§ **Directions for this task**: Retype the material so that each line matches the original exactly.
•••••
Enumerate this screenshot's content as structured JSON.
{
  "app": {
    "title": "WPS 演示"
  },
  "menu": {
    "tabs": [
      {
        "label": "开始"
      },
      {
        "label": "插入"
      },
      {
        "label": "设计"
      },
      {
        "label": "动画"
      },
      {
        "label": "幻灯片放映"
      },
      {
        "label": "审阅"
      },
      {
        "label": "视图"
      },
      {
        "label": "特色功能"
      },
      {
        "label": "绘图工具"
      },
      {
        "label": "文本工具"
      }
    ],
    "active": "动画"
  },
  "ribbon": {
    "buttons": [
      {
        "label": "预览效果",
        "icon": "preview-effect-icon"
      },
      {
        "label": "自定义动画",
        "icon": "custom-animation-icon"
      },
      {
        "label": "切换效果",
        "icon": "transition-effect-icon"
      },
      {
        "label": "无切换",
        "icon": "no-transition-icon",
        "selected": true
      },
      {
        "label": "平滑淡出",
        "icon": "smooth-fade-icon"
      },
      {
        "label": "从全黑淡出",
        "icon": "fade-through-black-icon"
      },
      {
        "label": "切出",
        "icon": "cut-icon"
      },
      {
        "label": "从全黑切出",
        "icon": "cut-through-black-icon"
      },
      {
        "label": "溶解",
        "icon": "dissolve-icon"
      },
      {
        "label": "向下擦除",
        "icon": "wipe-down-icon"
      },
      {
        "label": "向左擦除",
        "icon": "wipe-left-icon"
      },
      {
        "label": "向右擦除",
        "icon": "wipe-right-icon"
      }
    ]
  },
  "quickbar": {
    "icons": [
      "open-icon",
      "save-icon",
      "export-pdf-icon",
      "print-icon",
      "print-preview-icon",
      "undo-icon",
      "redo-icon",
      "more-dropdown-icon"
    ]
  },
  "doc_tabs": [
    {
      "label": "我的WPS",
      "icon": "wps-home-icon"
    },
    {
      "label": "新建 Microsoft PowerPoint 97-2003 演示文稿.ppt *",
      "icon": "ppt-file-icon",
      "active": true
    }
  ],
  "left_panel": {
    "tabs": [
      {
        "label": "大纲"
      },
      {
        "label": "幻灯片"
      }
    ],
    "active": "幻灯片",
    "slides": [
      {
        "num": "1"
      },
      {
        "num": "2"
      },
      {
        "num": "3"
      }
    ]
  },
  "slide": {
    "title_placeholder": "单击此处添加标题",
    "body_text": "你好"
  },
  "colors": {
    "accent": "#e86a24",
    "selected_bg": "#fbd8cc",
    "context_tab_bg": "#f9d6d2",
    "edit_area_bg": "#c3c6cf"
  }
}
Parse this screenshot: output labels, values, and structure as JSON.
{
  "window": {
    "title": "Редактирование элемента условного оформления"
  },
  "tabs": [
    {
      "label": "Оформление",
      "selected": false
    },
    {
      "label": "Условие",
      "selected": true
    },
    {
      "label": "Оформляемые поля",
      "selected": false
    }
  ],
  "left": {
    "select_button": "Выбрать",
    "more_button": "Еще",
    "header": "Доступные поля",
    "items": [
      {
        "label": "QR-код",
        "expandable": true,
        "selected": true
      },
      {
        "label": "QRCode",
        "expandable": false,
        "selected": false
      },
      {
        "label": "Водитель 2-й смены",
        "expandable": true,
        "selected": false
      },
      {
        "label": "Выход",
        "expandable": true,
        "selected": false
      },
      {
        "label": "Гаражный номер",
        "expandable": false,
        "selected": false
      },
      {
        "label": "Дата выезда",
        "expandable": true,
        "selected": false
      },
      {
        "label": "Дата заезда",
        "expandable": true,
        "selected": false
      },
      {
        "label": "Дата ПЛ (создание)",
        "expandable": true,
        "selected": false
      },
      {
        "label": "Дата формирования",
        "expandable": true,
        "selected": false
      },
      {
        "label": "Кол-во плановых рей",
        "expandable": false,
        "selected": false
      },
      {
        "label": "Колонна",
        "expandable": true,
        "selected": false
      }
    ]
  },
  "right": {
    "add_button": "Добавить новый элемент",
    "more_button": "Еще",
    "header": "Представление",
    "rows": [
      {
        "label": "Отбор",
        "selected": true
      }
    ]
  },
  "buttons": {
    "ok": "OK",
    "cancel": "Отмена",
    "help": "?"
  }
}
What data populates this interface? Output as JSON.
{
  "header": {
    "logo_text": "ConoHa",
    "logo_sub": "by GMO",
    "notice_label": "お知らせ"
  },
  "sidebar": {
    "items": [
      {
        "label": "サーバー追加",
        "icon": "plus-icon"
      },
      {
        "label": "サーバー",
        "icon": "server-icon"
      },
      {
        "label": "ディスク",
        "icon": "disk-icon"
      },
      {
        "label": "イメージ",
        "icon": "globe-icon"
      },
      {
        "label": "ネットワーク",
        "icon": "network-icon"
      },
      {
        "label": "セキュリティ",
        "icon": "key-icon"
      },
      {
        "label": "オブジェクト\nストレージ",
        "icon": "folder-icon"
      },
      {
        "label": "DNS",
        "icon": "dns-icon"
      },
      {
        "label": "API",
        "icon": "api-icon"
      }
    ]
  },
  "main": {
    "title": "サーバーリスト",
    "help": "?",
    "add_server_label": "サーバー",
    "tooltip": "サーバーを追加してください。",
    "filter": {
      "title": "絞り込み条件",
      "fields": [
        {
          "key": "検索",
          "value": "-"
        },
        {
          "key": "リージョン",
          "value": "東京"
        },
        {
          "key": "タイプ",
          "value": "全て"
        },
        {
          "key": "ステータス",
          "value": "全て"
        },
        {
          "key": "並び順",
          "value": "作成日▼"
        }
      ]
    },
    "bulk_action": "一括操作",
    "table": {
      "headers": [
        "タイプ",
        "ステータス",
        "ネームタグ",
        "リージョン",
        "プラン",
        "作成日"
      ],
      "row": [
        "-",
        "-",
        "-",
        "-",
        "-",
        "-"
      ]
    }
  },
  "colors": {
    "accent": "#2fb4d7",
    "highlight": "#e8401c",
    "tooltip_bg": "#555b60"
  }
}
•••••
§ **Output of the exercise**:
Enumerate this screenshot's content as structured JSON.
{
  "app": {
    "title": "WPS 演示"
  },
  "menu": {
    "tabs": [
      {
        "label": "开始"
      },
      {
        "label": "插入"
      },
      {
        "label": "设计"
      },
      {
        "label": "动画"
      },
      {
        "label": "幻灯片放映"
      },
      {
        "label": "审阅"
      },
      {
        "label": "视图"
      },
      {
        "label": "特色功能"
      },
      {
        "label": "绘图工具"
      },
      {
        "label": "文本工具"
      }
    ],
    "active": "动画"
  },
  "ribbon": {
    "buttons": [
      {
        "label": "预览效果",
        "icon": "preview-effect-icon"
      },
      {
        "label": "自定义动画",
        "icon": "custom-animation-icon"
      },
      {
        "label": "切换效果",
        "icon": "transition-effect-icon"
      },
      {
        "label": "无切换",
        "icon": "no-transition-icon",
        "selected": true
      },
      {
        "label": "平滑淡出",
        "icon": "smooth-fade-icon"
      },
      {
        "label": "从全黑淡出",
        "icon": "fade-through-black-icon"
      },
      {
        "label": "切出",
        "icon": "cut-icon"
      },
      {
        "label": "从全黑切出",
        "icon": "cut-through-black-icon"
      },
      {
        "label": "溶解",
        "icon": "dissolve-icon"
      },
      {
        "label": "向下擦除",
        "icon": "wipe-down-icon"
      },
      {
        "label": "向左擦除",
        "icon": "wipe-left-icon"
      },
      {
        "label": "向右擦除",
        "icon": "wipe-right-icon"
      }
    ]
  },
  "quickbar": {
    "icons": [
      "open-icon",
      "save-icon",
      "export-pdf-icon",
      "print-icon",
      "print-preview-icon",
      "undo-icon",
      "redo-icon",
      "more-dropdown-icon"
    ]
  },
  "doc_tabs": [
    {
      "label": "我的WPS",
      "icon": "wps-home-icon"
    },
    {
      "label": "新建 Microsoft PowerPoint 97-2003 演示文稿.ppt *",
      "icon": "ppt-file-icon",
      "active": true
    }
  ],
  "left_panel": {
    "tabs": [
      {
        "label": "大纲"
      },
      {
        "label": "幻灯片"
      }
    ],
    "active": "幻灯片",
    "slides": [
      {
        "num": "1"
      },
      {
        "num": "2"
      },
      {
        "num": "3"
      }
    ]
  },
  "slide": {
    "title_placeholder": "单击此处添加标题",
    "body_text": "你好"
  },
  "colors": {
    "accent": "#e86a24",
    "selected_bg": "#fbd8cc",
    "context_tab_bg": "#f9d6d2",
    "edit_area_bg": "#c3c6cf"
  }
}
Parse this screenshot: output labels, values, and structure as JSON.
{
  "window": {
    "title": "Редактирование элемента условного оформления"
  },
  "tabs": [
    {
      "label": "Оформление",
      "selected": false
    },
    {
      "label": "Условие",
      "selected": true
    },
    {
      "label": "Оформляемые поля",
      "selected": false
    }
  ],
  "left": {
    "select_button": "Выбрать",
    "more_button": "Еще",
    "header": "Доступные поля",
    "items": [
      {
        "label": "QR-код",
        "expandable": true,
        "selected": true
      },
      {
        "label": "QRCode",
        "expandable": false,
        "selected": false
      },
      {
        "label": "Водитель 2-й смены",
        "expandable": true,
        "selected": false
      },
      {
        "label": "Выход",
        "expandable": true,
        "selected": false
      },
      {
        "label": "Гаражный номер",
        "expandable": false,
        "selected": false
      },
      {
        "label": "Дата выезда",
        "expandable": true,
        "selected": false
      },
      {
        "label": "Дата заезда",
        "expandable": true,
        "selected": false
      },
      {
        "label": "Дата ПЛ (создание)",
        "expandable": true,
        "selected": false
      },
      {
        "label": "Дата формирования",
        "expandable": true,
        "selected": false
      },
      {
        "label": "Кол-во плановых рей",
        "expandable": false,
        "selected": false
      },
      {
        "label": "Колонна",
        "expandable": true,
        "selected": false
      }
    ]
  },
  "right": {
    "add_button": "Добавить новый элемент",
    "more_button": "Еще",
    "header": "Представление",
    "rows": [
      {
        "label": "Отбор",
        "selected": true
      }
    ]
  },
  "buttons": {
    "ok": "OK",
    "cancel": "Отмена",
    "help": "?"
  }
}
What data populates this interface? Output as JSON.
{
  "header": {
    "logo_text": "ConoHa",
    "logo_sub": "by GMO",
    "notice_label": "お知らせ"
  },
  "sidebar": {
    "items": [
      {
        "label": "サーバー追加",
        "icon": "plus-icon"
      },
      {
        "label": "サーバー",
        "icon": "server-icon"
      },
      {
        "label": "ディスク",
        "icon": "disk-icon"
      },
      {
        "label": "イメージ",
        "icon": "globe-icon"
      },
      {
        "label": "ネットワーク",
        "icon": "network-icon"
      },
      {
        "label": "セキュリティ",
        "icon": "key-icon"
      },
      {
        "label": "オブジェクト\nストレージ",
        "icon": "folder-icon"
      },
      {
        "label": "DNS",
        "icon": "dns-icon"
      },
      {
        "label": "API",
        "icon": "api-icon"
      }
    ]
  },
  "main": {
    "title": "サーバーリスト",
    "help": "?",
    "add_server_label": "サーバー",
    "tooltip": "サーバーを追加してください。",
    "filter": {
      "title": "絞り込み条件",
      "fields": [
        {
          "key": "検索",
          "value": "-"
        },
        {
          "key": "リージョン",
          "value": "東京"
        },
        {
          "key": "タイプ",
          "value": "全て"
        },
        {
          "key": "ステータス",
          "value": "全て"
        },
        {
          "key": "並び順",
          "value": "作成日▼"
        }
      ]
    },
    "bulk_action": "一括操作",
    "table": {
      "headers": [
        "タイプ",
        "ステータス",
        "ネームタグ",
        "リージョン",
        "プラン",
        "作成日"
      ],
      "row": [
        "-",
        "-",
        "-",
        "-",
        "-",
        "-"
      ]
    }
  },
  "colors": {
    "accent": "#2fb4d7",
    "highlight": "#e8401c",
    "tooltip_bg": "#555b60"
  }
}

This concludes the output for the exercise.